Wisconsin Political Candidates File Nomination Papers, Challenge Period Begins | WUWM 89.7 FM
As of 6 p.m. Wednesday, about 340 people had filed for federal and state elections in Wisconsin for the August primaries and/or November general election.
Wednesday at 5 p.m. was the deadline for filing races for the United States Senate and House, governor and up to the State Assembly – although two Milwaukee-area Assembly seats have a deadline for filing this Saturday, June 4.
But the final composition of the candidates could still change. Wisconsin Election Commission staff haven’t completed their initial reviews of the more than 120 people who submitted application materials this week or the candidates are missing one or more required documents — something they may be able to fix .
Additionally, people can always challenge a candidate’s status on the ballot. Election Commission Administrator Meagan Wolfe said the review can be done online.
“We have application documents for each of the candidates available on our website – badgervoters.wi.gov, where candidates can go (for a fee) and view the application documents of other candidates. things. Like, for example, they might challenge the residency of someone who signed and say, “No, that address is not in this district. Or, they might challenge some aspect of the application materials and say that the candidates’ application documents themselves do not substantially comply with the law,” Wolfe told WUWM on Wednesday.
Wolfe said some challenges could be spurred by the recent political redistricting.
She specifies that the deadline for filing a dispute is Monday, June 6 at 4:30 p.m. The challenged person then has three days to respond. Appointed members of the Wisconsin Elections Commission will consider the challenges Friday, June 10 in a public meeting.
We live in controversial times in the world of politics and many conservatives are attacking the state commission. But Wolfe said she and her staff were prepared to administer fair and accurate elections. She also gave a nod to the town clerks.
“They’re really the ones who are the star of the show and run elections at the local level. They’re the ones who send out the mail-in ballots. They’re the ones who train and recruit the poll workers,” Wolfe explained.
Many of these clerks are also waiting for the state Supreme Court to rule on the use of mail-in ballot boxes and what help a voter can get to submit a ballot.
Meanwhile, the committee is waiting to see who Assembly Speaker Robin Vos appoints to the panel and whether that person will chair the committee.
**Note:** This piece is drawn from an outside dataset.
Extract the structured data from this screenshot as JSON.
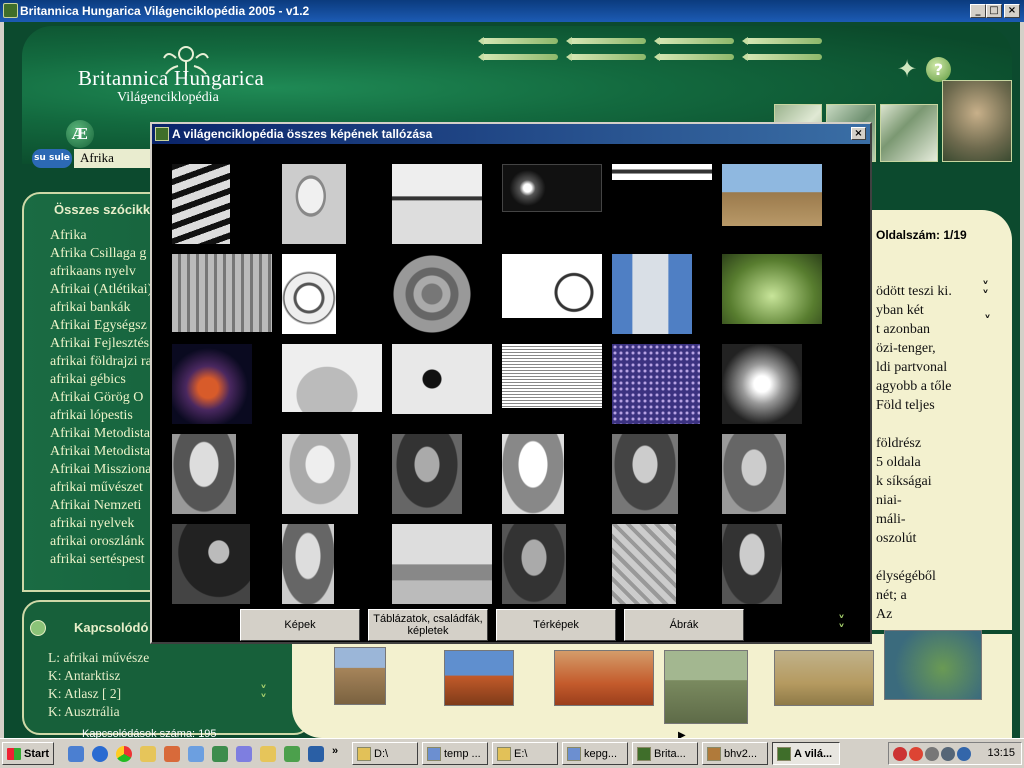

If the Racine County Republican lawmaker hasn’t acted by June 10, incumbent Commissioner Dean Knudson is expected to show up for that day’s meeting.